Your child’s optical health is the most important factor for them to succeed in school. Good eyesight enables them to perform their daily visual tasks in school, such as, writing, reading, using a computer everything. About 80% of instructions and activities taught in school expect visual understanding from the children. This only means that if your child has a vision problem, it could have an undesired knock-on effect on his/her development.
To prevent that from happening, our ophthalmologist in Livingston has listed 5 common signs of children’s vision problems.
- Your child always sits unusually close to the TV or holds reading materials too close to his/her face
It’s clearly a myth that sitting close to the television damages your eyes. But, this pattern shows that your child is experiencing a vision problem. Is your child struggling to clearly see televised images from a normal distance or keeps on leaning close to the reading materials? It could possibly mean that he/she is nearsighted.
- Frequent eye rubbing
It’s normal when your child rubs their eyes when they’re tired or upset. But if your child does this frequently when focusing, or trying to do some activities, it could mean that your child has an eyesight problem.
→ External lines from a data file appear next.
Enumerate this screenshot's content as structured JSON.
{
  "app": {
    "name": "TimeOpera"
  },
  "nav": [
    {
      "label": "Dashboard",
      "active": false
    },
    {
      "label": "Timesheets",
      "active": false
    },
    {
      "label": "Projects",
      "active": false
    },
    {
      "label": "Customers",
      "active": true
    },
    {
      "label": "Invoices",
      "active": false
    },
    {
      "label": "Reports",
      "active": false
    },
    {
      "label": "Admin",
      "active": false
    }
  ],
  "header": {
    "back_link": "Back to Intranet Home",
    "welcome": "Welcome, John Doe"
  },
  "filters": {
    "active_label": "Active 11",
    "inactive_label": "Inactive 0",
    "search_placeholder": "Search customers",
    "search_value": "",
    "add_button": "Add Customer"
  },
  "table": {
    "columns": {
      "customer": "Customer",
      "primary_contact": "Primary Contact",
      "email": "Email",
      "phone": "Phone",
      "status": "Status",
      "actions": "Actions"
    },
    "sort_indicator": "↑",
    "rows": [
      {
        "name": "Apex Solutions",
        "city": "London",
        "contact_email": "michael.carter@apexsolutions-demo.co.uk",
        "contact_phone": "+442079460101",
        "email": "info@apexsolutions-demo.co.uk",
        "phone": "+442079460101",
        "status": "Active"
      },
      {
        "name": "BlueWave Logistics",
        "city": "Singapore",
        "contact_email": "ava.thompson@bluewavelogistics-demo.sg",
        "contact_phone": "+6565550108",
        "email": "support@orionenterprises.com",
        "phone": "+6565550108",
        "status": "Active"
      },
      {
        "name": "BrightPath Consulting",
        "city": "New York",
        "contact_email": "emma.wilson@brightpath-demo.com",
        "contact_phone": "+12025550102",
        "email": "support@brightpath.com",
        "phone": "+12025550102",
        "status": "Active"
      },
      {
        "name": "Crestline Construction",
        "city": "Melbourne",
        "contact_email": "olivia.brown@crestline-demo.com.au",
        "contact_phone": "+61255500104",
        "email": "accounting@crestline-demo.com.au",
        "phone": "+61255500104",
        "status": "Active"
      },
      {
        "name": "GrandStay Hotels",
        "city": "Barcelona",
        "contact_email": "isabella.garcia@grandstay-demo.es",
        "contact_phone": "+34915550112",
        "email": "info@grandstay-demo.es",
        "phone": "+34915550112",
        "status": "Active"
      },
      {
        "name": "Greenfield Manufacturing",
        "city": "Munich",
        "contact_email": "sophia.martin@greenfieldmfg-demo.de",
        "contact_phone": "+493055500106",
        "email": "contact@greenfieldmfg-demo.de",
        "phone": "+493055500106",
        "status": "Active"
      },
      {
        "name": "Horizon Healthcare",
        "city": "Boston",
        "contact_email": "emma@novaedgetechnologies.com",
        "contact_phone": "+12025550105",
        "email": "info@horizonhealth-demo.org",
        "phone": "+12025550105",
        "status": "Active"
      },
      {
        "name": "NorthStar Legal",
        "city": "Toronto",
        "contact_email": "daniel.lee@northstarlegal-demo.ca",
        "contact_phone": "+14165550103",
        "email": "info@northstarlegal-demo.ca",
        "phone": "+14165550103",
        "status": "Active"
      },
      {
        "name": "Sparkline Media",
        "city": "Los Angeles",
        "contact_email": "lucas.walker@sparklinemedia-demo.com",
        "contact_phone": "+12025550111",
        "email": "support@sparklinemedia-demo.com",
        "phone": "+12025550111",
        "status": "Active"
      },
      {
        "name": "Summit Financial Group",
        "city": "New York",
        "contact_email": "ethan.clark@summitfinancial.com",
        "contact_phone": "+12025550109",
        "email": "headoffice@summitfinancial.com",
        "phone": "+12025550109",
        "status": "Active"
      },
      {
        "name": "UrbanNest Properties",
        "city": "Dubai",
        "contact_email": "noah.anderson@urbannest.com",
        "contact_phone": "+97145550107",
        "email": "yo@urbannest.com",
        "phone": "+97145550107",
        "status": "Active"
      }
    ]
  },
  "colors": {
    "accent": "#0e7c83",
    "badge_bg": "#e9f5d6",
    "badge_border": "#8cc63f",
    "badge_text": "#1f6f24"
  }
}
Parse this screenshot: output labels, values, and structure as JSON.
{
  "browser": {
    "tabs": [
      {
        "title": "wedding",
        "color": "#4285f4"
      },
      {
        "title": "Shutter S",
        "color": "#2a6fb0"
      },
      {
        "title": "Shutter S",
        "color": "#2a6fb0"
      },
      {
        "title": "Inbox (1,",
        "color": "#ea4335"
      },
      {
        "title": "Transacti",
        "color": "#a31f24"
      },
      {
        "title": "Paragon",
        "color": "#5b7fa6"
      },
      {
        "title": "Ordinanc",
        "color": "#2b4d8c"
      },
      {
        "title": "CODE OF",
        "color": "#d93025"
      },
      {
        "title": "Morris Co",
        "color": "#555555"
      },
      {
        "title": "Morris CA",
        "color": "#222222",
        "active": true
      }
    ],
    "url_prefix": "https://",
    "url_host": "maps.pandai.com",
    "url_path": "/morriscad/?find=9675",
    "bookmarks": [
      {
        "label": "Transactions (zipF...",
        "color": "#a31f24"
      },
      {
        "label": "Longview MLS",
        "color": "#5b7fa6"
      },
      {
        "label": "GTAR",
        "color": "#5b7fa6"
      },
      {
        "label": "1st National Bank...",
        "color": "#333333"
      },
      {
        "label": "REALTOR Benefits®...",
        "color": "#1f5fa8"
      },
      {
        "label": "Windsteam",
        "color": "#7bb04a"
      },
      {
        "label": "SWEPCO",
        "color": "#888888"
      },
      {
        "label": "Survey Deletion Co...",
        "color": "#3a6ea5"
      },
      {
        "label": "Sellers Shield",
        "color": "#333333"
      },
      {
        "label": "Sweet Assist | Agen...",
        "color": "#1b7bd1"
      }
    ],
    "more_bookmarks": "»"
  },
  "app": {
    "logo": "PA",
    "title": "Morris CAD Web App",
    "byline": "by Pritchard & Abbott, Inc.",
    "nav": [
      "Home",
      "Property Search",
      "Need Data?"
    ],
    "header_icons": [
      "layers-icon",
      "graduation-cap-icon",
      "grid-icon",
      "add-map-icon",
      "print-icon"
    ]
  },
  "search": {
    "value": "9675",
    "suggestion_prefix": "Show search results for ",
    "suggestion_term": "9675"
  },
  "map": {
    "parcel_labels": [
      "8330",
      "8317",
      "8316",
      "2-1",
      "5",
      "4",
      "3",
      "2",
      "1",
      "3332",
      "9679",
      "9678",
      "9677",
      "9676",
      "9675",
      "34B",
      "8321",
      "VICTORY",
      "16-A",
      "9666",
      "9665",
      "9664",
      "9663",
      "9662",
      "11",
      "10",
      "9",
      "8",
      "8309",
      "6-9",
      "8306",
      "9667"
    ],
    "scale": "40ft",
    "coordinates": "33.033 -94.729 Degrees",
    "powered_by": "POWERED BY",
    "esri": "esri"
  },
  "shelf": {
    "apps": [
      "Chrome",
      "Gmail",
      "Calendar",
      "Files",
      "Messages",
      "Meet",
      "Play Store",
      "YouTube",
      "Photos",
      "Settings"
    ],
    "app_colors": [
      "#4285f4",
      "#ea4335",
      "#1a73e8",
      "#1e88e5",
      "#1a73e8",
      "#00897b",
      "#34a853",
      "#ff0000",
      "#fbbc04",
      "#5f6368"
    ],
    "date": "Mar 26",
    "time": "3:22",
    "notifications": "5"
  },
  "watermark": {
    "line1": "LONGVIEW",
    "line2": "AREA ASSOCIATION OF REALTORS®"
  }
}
- Losing track when reading or using fingers to guide the eyes through the text
When your children often lose track while reading or they make use of their fingers to follow words, there’s a huge possibility that there is something wrong with their vision. If this carries on for a long time, it’s time to see a pediatric optometrist to have their eyes properly checked.
- Sensitivity to light or abnormal tearing
If you notice that your child is becoming more sensitive to indoor lighting, sunshine or camera flashes, it is an indication that your child is experiencing an eye condition, such as, photophobia.
- Covering one eye to be able to read or watch things
Closing or covering one eye to do activities like reading or watching television could be a sign of a teaming eye problem, called convergence insufficiency.
Ophthalmologist in Livingston advises parents to keep an eye out for these signs because eye conditions have best chances of being cured when detected at an early stage.
Also remember to visit your child’s opthamologist for an eye examination every 6 months. Or more often if needed.
The material contained on this site is for informational purposes only and DOES NOT CONSTITUTE THE PROVIDING OF MEDICAL ADVICE, and is not intended to be a substitute for independent professional medical judgment, advice, diagnosis, or treatment. Always seek the advice of your physician or other qualified healthcare provider with any questions or concerns you may have regarding your health.